=== Section Start ===
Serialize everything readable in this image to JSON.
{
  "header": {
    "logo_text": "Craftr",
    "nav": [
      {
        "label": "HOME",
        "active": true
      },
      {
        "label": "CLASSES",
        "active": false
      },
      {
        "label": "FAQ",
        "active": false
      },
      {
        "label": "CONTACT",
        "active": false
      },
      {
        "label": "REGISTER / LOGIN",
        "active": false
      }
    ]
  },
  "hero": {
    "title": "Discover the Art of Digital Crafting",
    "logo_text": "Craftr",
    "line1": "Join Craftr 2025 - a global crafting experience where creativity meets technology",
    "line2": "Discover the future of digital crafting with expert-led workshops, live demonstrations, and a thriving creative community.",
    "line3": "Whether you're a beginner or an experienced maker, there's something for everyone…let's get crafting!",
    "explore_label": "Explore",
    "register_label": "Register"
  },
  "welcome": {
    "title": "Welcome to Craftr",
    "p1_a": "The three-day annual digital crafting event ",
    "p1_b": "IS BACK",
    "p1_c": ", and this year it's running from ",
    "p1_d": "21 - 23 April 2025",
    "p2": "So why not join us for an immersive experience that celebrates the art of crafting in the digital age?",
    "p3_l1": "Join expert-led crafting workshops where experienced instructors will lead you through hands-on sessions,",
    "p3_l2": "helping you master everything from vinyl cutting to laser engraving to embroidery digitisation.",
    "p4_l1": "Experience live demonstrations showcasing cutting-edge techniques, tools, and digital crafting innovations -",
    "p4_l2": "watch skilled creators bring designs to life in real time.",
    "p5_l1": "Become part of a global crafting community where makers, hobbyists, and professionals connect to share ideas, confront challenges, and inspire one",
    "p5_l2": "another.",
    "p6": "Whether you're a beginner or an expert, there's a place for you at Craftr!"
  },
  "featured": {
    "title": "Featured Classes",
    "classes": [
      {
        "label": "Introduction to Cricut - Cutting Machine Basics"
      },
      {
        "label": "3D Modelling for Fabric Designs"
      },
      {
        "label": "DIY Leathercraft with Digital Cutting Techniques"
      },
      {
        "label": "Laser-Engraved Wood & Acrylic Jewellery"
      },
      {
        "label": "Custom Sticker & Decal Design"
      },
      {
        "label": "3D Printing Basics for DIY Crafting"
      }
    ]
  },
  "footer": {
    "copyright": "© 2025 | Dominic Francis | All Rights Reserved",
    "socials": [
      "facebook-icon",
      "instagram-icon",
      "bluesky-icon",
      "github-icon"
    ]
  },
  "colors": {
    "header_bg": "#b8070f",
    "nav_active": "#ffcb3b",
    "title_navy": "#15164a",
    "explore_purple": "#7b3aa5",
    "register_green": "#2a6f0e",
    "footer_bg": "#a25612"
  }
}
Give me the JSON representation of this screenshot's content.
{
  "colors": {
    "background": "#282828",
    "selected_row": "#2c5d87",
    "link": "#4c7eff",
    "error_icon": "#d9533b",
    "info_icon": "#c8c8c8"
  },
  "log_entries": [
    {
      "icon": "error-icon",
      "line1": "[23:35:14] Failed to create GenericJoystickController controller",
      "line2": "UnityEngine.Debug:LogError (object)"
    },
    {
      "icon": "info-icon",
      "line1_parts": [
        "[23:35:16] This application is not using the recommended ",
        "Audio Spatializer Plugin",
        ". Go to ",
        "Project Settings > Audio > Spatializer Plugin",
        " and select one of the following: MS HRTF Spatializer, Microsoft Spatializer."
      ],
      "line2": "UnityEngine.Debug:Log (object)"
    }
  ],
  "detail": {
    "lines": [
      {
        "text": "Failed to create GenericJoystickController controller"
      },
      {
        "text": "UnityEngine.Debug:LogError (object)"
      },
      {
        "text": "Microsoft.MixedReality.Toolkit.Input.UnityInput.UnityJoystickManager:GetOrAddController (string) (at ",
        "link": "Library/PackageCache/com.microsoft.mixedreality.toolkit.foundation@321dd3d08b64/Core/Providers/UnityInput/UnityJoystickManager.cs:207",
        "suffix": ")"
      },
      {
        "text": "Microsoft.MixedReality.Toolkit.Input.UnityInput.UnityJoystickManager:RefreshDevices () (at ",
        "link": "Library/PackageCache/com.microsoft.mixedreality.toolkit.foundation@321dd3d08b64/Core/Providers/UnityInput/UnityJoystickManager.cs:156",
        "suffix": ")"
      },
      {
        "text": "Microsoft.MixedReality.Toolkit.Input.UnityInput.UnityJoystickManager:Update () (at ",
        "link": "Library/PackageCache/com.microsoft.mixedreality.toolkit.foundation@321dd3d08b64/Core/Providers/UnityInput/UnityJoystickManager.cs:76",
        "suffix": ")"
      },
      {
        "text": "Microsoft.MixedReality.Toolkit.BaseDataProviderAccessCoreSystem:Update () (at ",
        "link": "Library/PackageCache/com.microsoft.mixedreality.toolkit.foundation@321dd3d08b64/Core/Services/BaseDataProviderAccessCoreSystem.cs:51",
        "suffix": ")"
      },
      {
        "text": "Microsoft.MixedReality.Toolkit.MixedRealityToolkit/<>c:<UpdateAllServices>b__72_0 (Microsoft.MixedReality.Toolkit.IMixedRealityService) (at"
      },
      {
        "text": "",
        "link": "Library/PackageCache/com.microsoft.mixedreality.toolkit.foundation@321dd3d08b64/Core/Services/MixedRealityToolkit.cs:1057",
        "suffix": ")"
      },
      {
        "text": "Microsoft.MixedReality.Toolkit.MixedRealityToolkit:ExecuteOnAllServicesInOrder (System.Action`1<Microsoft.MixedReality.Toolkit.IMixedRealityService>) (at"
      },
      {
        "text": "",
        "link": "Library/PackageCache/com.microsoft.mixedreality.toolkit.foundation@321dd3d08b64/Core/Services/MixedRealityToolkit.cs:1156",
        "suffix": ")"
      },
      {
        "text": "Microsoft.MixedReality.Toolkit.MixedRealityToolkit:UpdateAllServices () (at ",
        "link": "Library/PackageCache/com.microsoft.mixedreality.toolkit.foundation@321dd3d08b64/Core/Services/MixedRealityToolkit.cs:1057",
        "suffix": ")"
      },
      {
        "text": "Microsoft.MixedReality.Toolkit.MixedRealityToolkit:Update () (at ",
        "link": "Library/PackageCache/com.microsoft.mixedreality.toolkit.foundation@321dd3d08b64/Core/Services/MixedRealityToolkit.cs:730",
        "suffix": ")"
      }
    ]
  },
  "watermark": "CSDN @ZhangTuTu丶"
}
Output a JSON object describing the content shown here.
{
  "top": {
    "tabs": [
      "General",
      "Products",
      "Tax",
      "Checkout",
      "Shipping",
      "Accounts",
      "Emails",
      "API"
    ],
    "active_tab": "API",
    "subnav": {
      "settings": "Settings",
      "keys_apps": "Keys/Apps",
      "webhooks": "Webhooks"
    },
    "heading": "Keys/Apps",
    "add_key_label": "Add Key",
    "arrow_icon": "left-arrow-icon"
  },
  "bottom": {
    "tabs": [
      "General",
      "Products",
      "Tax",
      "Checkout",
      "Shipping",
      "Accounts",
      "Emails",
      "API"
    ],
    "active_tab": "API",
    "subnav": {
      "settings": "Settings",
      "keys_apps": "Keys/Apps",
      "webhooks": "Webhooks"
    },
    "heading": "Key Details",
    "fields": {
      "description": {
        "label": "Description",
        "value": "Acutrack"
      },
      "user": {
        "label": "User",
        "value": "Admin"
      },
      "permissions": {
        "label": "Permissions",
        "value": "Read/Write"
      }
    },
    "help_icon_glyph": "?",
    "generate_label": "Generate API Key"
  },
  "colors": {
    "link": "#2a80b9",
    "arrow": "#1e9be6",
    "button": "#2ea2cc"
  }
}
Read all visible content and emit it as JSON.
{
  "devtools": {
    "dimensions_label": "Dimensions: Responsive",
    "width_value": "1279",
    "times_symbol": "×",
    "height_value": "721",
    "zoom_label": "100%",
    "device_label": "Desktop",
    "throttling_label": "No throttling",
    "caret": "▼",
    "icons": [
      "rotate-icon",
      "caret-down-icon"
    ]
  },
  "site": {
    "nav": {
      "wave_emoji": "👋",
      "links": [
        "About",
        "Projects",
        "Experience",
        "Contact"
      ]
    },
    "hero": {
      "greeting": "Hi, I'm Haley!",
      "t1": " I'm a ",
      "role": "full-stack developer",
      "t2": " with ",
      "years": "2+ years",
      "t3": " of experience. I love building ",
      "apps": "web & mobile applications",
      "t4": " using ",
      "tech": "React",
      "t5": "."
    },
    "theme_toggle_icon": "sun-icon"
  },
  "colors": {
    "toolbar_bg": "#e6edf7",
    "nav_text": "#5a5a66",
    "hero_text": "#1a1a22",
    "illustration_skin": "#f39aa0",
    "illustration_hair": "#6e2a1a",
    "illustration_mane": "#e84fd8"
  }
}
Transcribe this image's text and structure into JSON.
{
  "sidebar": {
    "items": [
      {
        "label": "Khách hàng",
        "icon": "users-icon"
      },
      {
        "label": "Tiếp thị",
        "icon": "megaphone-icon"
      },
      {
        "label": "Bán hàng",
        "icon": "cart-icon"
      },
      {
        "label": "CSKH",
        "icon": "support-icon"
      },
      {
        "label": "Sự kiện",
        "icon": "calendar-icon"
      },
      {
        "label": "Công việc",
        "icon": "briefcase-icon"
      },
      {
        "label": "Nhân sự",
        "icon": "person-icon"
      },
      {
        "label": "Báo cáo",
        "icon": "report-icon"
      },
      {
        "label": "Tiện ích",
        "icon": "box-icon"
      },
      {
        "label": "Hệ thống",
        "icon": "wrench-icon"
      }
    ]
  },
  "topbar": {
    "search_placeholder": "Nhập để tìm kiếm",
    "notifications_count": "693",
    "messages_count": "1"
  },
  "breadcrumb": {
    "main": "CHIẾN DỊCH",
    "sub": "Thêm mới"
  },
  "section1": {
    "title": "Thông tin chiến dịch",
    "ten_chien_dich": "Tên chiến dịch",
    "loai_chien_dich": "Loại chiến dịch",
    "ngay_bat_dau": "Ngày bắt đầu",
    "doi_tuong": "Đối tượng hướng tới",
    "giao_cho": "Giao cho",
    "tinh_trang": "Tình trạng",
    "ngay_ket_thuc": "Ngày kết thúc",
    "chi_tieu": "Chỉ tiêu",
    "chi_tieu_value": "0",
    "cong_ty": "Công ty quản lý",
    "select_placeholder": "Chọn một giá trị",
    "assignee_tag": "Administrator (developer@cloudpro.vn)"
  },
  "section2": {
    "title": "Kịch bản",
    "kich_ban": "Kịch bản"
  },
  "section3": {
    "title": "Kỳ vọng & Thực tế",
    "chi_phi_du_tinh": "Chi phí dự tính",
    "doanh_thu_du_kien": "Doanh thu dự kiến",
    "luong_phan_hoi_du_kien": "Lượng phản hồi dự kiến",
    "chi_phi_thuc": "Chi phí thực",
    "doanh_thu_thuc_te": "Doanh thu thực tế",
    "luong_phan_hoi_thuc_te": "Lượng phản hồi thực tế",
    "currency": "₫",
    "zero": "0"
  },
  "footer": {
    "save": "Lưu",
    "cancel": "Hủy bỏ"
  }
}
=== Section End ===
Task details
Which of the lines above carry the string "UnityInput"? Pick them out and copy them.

Solution to this task
        "text": "Microsoft.MixedReality.Toolkit.Input.UnityInput.UnityJoystickManager:GetOrAddController (string) (at ",
        "link": "Library/PackageCache/com.microsoft.mixedreality.toolkit.foundation@321dd3d08b64/Core/Providers/UnityInput/UnityJoystickManager.cs:207",
        "text": "Microsoft.MixedReality.Toolkit.Input.UnityInput.UnityJoystickManager:RefreshDevices () (at ",
        "link": "Library/PackageCache/com.microsoft.mixedreality.toolkit.foundation@321dd3d08b64/Core/Providers/UnityInput/UnityJoystickManager.cs:156",
        "text": "Microsoft.MixedReality.Toolkit.Input.UnityInput.UnityJoystickManager:Update () (at ",
        "link": "Library/PackageCache/com.microsoft.mixedreality.toolkit.foundation@321dd3d08b64/Core/Providers/UnityInput/UnityJoystickManager.cs:76",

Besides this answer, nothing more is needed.